++++ SOURCE RECORDS
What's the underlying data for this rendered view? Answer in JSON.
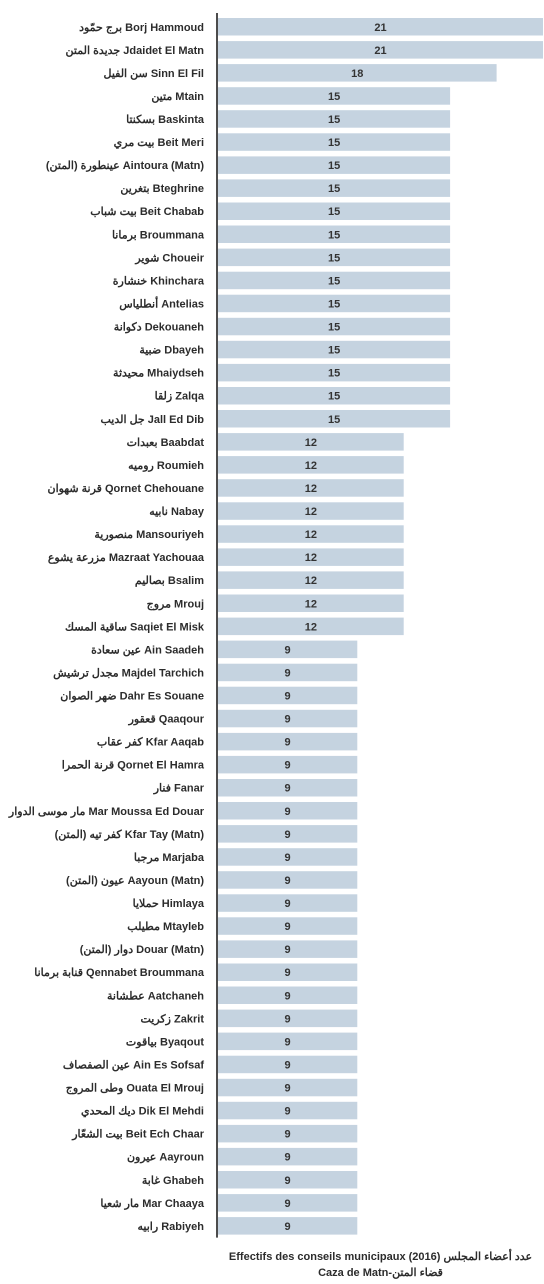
{
  "chart_data": {
    "type": "bar",
    "orientation": "horizontal",
    "title": "Effectifs des conseils municipaux (2016) عدد أعضاء المجلس",
    "subtitle": "Caza de Matn-قضاء المتن",
    "xlabel": "",
    "ylabel": "",
    "xlim": [
      0,
      21
    ],
    "grid": false,
    "legend": "none",
    "bar_color": "#c5d3e0",
    "categories": [
      "برج حمّود Borj Hammoud",
      "جديدة المتن Jdaidet El Matn",
      "سن الفيل Sinn El Fil",
      "متين Mtain",
      "بسكنتا Baskinta",
      "بيت مري Beit Meri",
      "عينطورة (المتن) Aintoura (Matn)",
      "بتغرين Bteghrine",
      "بيت شباب Beit Chabab",
      "برمانا Broummana",
      "شوير Choueir",
      "خنشارة Khinchara",
      "أنطلياس Antelias",
      "دكوانة Dekouaneh",
      "ضبية Dbayeh",
      "محيدثة Mhaiydseh",
      "زلقا Zalqa",
      "جل الديب Jall Ed Dib",
      "بعبدات Baabdat",
      "روميه Roumieh",
      "قرنة شهوان Qornet Chehouane",
      "نابيه Nabay",
      "منصورية Mansouriyeh",
      "مزرعة يشوع Mazraat Yachouaa",
      "بصاليم Bsalim",
      "مروج Mrouj",
      "ساقية المسك Saqiet El Misk",
      "عين سعادة Ain Saadeh",
      "مجدل ترشيش Majdel Tarchich",
      "ضهر الصوان Dahr Es Souane",
      "قعقور Qaaqour",
      "كفر عقاب Kfar Aaqab",
      "قرنة الحمرا Qornet El Hamra",
      "فنار Fanar",
      "مار موسى الدوار Mar Moussa Ed Douar",
      "كفر تيه (المتن) Kfar Tay (Matn)",
      "مرجبا Marjaba",
      "عيون (المتن) Aayoun (Matn)",
      "حملايا Himlaya",
      "مطيلب Mtayleb",
      "دوار (المتن) Douar (Matn)",
      "قنابة برمانا Qennabet Broummana",
      "عطشانة Aatchaneh",
      "زكريت Zakrit",
      "بياقوت Byaqout",
      "عين الصفصاف Ain Es Sofsaf",
      "وطى المروج Ouata El Mrouj",
      "ديك المحدي Dik El Mehdi",
      "بيت الشعّار Beit Ech Chaar",
      "عيرون Aayroun",
      "غابة Ghabeh",
      "مار شعيا Mar Chaaya",
      "رابيه Rabiyeh"
    ],
    "values": [
      21,
      21,
      18,
      15,
      15,
      15,
      15,
      15,
      15,
      15,
      15,
      15,
      15,
      15,
      15,
      15,
      15,
      15,
      12,
      12,
      12,
      12,
      12,
      12,
      12,
      12,
      12,
      9,
      9,
      9,
      9,
      9,
      9,
      9,
      9,
      9,
      9,
      9,
      9,
      9,
      9,
      9,
      9,
      9,
      9,
      9,
      9,
      9,
      9,
      9,
      9,
      9,
      9
    ]
  }
}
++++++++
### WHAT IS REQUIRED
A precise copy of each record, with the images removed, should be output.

### REPLY
What's the underlying data for this rendered view? Answer in JSON.
{
  "chart_data": {
    "type": "bar",
    "orientation": "horizontal",
    "title": "Effectifs des conseils municipaux (2016) عدد أعضاء المجلس",
    "subtitle": "Caza de Matn-قضاء المتن",
    "xlabel": "",
    "ylabel": "",
    "xlim": [
      0,
      21
    ],
    "grid": false,
    "legend": "none",
    "bar_color": "#c5d3e0",
    "categories": [
      "برج حمّود Borj Hammoud",
      "جديدة المتن Jdaidet El Matn",
      "سن الفيل Sinn El Fil",
      "متين Mtain",
      "بسكنتا Baskinta",
      "بيت مري Beit Meri",
      "عينطورة (المتن) Aintoura (Matn)",
      "بتغرين Bteghrine",
      "بيت شباب Beit Chabab",
      "برمانا Broummana",
      "شوير Choueir",
      "خنشارة Khinchara",
      "أنطلياس Antelias",
      "دكوانة Dekouaneh",
      "ضبية Dbayeh",
      "محيدثة Mhaiydseh",
      "زلقا Zalqa",
      "جل الديب Jall Ed Dib",
      "بعبدات Baabdat",
      "روميه Roumieh",
      "قرنة شهوان Qornet Chehouane",
      "نابيه Nabay",
      "منصورية Mansouriyeh",
      "مزرعة يشوع Mazraat Yachouaa",
      "بصاليم Bsalim",
      "مروج Mrouj",
      "ساقية المسك Saqiet El Misk",
      "عين سعادة Ain Saadeh",
      "مجدل ترشيش Majdel Tarchich",
      "ضهر الصوان Dahr Es Souane",
      "قعقور Qaaqour",
      "كفر عقاب Kfar Aaqab",
      "قرنة الحمرا Qornet El Hamra",
      "فنار Fanar",
      "مار موسى الدوار Mar Moussa Ed Douar",
      "كفر تيه (المتن) Kfar Tay (Matn)",
      "مرجبا Marjaba",
      "عيون (المتن) Aayoun (Matn)",
      "حملايا Himlaya",
      "مطيلب Mtayleb",
      "دوار (المتن) Douar (Matn)",
      "قنابة برمانا Qennabet Broummana",
      "عطشانة Aatchaneh",
      "زكريت Zakrit",
      "بياقوت Byaqout",
      "عين الصفصاف Ain Es Sofsaf",
      "وطى المروج Ouata El Mrouj",
      "ديك المحدي Dik El Mehdi",
      "بيت الشعّار Beit Ech Chaar",
      "عيرون Aayroun",
      "غابة Ghabeh",
      "مار شعيا Mar Chaaya",
      "رابيه Rabiyeh"
    ],
    "values": [
      21,
      21,
      18,
      15,
      15,
      15,
      15,
      15,
      15,
      15,
      15,
      15,
      15,
      15,
      15,
      15,
      15,
      15,
      12,
      12,
      12,
      12,
      12,
      12,
      12,
      12,
      12,
      9,
      9,
      9,
      9,
      9,
      9,
      9,
      9,
      9,
      9,
      9,
      9,
      9,
      9,
      9,
      9,
      9,
      9,
      9,
      9,
      9,
      9,
      9,
      9,
      9,
      9
    ]
  }
}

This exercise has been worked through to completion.